A Florida judge on Tuesday denied Courtney Clenney’s request to limit the release of smartphone evidence that her attorney described as irrelevant and prejudicial to her murder prosecution for the stabbing death of boyfriend Christian Obumseli.
Dressed in an orange jail jumpsuit, Clenney appeared in Miami-Dade Circuit Court Tuesday for the hearing on the motion for a protective order. It was her first courtroom appearance since pleading not guilty to second-degree murder last week for Obumseli’s death in their Miami apartment on April 3, 2022, in what her lawyers claim was self-defense. Her parents were also present to show their support for her, her attorneys confirmed after the hearing.
Clenney’s lawyer, Frank Prieto told the judge that even without having seen all of the state’s evidence, the defense felt a protective order was necessary to avoid tainting the jury pool with inflammatory content from Clenney’s phone, including pornographic videos, photos and other content related to her OnlyFans account as well as personal communications with family and friends.
Assistant state attorney Khalil Quinan urged the judge to not issue a blanket order as a “prophylactic” against evidence that could be unfavorable to the defense in this early stage of the exchange of evidence, which is called discovery.
Prieto said the public’s response to elevator video showing a confrontation between Clenney and Obumseli showed the need for a “backstop” to the “salacious” release of irrelevant material. Prieto accused prosecutors of releasing the video during a press conference without providing the necessary context that the clash had occurred months before Clenney stabbed Obumseli.
“There’s a hunger for this case in the media and what we’re trying to do is make sure this case gets tried in a court of law.”
Quinan fired back with the argument that Clenney’s defense was out front and center long before the release of the elevator video, to which Prieto responded that he was simply defending his client.
Arguing for the Miami Herald, lawyer Scott Ponce said that discovery becomes public record subject as soon as it’s handed over to the defense, making it subject to release under state disclosure laws. The media lawyer went through the three prongs of what’s known as a Lewis test for deciding whether to restrict access to public records, arguing that the Clenney’s defense failed to satisfy any of them:

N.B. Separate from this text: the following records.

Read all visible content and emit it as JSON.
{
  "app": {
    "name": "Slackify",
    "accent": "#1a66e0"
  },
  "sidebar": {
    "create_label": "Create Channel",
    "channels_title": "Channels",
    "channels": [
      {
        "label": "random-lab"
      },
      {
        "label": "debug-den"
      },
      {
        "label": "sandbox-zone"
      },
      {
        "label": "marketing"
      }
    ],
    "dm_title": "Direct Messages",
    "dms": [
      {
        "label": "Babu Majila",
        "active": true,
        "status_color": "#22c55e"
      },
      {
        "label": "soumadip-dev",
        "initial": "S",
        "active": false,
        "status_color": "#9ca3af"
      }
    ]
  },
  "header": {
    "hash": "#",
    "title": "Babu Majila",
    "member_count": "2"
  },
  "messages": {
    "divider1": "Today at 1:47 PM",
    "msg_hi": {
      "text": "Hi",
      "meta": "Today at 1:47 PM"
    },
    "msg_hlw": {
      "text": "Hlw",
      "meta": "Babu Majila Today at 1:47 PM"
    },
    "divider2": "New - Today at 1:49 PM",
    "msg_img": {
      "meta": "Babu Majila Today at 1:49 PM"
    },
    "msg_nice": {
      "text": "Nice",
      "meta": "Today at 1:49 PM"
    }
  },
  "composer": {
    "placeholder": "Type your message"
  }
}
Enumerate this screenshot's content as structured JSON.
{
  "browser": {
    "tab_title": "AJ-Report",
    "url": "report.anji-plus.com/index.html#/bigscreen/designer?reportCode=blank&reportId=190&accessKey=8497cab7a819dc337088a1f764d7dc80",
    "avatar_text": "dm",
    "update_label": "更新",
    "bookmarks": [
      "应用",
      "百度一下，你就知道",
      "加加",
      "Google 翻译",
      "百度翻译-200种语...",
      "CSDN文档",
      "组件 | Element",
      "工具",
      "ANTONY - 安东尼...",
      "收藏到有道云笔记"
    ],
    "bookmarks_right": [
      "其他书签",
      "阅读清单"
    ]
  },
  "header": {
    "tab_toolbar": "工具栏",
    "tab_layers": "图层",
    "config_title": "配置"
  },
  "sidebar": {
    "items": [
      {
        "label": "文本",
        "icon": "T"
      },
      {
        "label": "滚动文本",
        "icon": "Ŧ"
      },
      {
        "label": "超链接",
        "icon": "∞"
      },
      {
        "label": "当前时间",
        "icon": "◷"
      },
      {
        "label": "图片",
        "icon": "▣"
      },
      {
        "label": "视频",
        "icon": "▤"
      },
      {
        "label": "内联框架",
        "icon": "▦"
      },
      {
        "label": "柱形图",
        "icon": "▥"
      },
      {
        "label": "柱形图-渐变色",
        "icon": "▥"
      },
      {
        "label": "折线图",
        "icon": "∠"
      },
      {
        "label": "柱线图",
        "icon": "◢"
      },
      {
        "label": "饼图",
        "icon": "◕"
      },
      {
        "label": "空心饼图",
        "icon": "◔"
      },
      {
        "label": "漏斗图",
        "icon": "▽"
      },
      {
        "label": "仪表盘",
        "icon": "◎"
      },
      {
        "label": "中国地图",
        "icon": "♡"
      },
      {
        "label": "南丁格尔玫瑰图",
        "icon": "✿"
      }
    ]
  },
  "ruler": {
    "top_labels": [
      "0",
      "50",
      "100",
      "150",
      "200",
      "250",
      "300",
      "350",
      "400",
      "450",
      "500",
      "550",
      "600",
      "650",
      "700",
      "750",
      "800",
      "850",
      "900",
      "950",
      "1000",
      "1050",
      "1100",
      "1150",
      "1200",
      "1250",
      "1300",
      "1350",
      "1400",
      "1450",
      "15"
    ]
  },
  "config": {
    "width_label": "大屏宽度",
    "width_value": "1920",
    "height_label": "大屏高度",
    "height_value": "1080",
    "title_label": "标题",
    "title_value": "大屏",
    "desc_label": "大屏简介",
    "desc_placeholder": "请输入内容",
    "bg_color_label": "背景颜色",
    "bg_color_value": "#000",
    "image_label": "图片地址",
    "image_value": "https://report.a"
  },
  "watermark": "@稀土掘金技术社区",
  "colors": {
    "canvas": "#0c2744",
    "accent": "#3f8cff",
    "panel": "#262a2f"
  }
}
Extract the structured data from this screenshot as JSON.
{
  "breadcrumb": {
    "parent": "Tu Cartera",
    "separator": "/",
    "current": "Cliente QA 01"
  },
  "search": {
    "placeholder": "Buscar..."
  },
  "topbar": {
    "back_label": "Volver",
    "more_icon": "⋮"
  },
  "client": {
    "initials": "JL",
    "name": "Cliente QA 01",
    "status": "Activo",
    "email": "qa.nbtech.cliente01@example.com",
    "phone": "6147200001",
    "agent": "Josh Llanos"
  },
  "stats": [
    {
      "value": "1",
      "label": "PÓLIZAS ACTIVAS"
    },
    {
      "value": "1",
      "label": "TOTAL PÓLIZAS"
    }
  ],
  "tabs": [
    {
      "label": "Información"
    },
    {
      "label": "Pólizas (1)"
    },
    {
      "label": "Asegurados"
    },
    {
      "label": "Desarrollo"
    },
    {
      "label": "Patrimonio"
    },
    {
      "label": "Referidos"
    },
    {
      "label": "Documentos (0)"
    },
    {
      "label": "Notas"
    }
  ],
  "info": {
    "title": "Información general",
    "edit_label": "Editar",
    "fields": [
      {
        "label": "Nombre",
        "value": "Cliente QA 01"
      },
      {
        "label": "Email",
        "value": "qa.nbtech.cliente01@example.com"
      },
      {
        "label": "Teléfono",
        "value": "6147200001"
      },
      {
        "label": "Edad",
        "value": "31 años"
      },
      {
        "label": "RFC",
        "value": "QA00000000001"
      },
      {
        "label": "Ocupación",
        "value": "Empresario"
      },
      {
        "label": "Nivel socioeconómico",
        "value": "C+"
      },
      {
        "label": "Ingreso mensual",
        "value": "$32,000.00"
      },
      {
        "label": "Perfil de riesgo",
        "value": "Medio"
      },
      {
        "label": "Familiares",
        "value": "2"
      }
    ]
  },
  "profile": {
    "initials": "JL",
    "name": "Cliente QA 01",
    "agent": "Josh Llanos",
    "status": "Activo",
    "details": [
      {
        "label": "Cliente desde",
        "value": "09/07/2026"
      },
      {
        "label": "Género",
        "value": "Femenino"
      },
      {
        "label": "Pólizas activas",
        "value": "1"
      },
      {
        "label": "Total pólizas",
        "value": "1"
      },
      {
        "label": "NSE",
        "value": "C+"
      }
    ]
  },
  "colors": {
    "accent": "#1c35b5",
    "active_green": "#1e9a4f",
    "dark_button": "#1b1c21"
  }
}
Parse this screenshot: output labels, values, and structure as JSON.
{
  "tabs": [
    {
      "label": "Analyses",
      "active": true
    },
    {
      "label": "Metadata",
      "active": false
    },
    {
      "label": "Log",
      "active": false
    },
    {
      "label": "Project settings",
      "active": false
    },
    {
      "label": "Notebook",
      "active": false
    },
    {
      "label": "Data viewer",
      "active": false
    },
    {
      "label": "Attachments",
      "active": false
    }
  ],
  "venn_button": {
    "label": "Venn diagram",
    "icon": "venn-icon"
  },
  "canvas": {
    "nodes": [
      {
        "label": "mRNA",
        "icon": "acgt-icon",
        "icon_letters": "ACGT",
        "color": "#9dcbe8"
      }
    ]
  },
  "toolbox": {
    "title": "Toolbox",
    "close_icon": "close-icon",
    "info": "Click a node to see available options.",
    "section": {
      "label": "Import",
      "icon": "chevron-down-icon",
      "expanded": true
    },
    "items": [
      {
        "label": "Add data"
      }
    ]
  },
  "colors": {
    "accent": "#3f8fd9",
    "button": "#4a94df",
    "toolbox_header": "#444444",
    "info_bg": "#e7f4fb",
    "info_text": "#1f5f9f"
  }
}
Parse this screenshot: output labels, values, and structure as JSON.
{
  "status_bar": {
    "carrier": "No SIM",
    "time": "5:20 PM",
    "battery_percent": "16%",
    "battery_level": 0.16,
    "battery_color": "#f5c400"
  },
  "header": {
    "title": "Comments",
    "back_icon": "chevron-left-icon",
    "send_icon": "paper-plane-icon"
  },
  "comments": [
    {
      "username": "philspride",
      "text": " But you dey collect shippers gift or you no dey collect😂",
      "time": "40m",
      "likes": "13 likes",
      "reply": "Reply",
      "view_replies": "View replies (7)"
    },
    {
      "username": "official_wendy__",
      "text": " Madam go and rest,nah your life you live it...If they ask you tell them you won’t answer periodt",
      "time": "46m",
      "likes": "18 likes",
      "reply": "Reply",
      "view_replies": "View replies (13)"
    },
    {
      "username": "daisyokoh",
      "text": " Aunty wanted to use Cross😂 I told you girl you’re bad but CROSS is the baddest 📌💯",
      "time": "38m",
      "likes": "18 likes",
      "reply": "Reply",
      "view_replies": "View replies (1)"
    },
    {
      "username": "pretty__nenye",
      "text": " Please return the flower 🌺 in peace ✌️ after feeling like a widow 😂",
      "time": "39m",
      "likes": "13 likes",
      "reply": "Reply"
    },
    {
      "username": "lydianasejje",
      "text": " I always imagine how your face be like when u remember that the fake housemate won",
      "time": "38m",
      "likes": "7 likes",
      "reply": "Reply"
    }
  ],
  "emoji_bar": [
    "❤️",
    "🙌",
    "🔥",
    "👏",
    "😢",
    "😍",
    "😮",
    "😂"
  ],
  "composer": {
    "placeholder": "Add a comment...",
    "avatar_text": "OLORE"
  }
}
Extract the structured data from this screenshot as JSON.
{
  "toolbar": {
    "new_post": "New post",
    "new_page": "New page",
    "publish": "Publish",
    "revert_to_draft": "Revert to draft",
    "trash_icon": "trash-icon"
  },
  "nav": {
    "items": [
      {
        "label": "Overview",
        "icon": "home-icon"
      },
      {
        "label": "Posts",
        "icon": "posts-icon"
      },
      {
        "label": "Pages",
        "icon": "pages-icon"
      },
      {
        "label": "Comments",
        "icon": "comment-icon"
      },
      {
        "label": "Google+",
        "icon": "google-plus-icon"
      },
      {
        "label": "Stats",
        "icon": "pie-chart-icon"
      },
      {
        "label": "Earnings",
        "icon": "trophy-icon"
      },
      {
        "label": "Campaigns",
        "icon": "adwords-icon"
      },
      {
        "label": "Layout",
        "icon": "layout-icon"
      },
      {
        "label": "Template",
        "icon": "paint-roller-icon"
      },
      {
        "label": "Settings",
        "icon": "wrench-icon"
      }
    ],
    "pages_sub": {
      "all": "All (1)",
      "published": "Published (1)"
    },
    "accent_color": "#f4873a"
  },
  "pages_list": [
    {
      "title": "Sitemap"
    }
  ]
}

- Closure is necessary to prevent a serious and imminent threat to the administration of justice;
- No alternatives are available, other than change of venue, which would protect a defendant’s right to a fair trial; and
- Closure would be effective in protecting the rights of the accused, without being broader than necessary to accomplish this purpose.
Ponce argued that the requested protective order was broader than necessary to protect Clenney’s fair trial rights, and that disclosure would not threaten the court’s ability to find a fair and impartial jury.
“A fair and impartial jury doesn’t mean someone who’s never heard of the defendant or this case,” Ponce said. “It’s someone who can put aside preconceived notions.”
Quinan echoed the arguments from the media attorney, adding that it was too soon for the defense to make such a request without having seen most of discovery. The elevator video represented less than one-fourth of 1% of discovery in the case, Quinan said, and so far, the state has only accessed the victim’s phone, not the defendant’s.
“The simple fact is the defendant has failed to meet its burden and it’s asking the court to let them control the narrative without knowing what the discovery is.”
In the absence of a blanket order, Prieto asked for the chance to go through the material with prosecutors so they could decide together on what to release. Judge Diana Vizcaino rejected both requests, saying she was bound to the Lewis test and the defense had failed to satisfy it.
Court TV legal correspondent Julia Jenaé contributed to this report.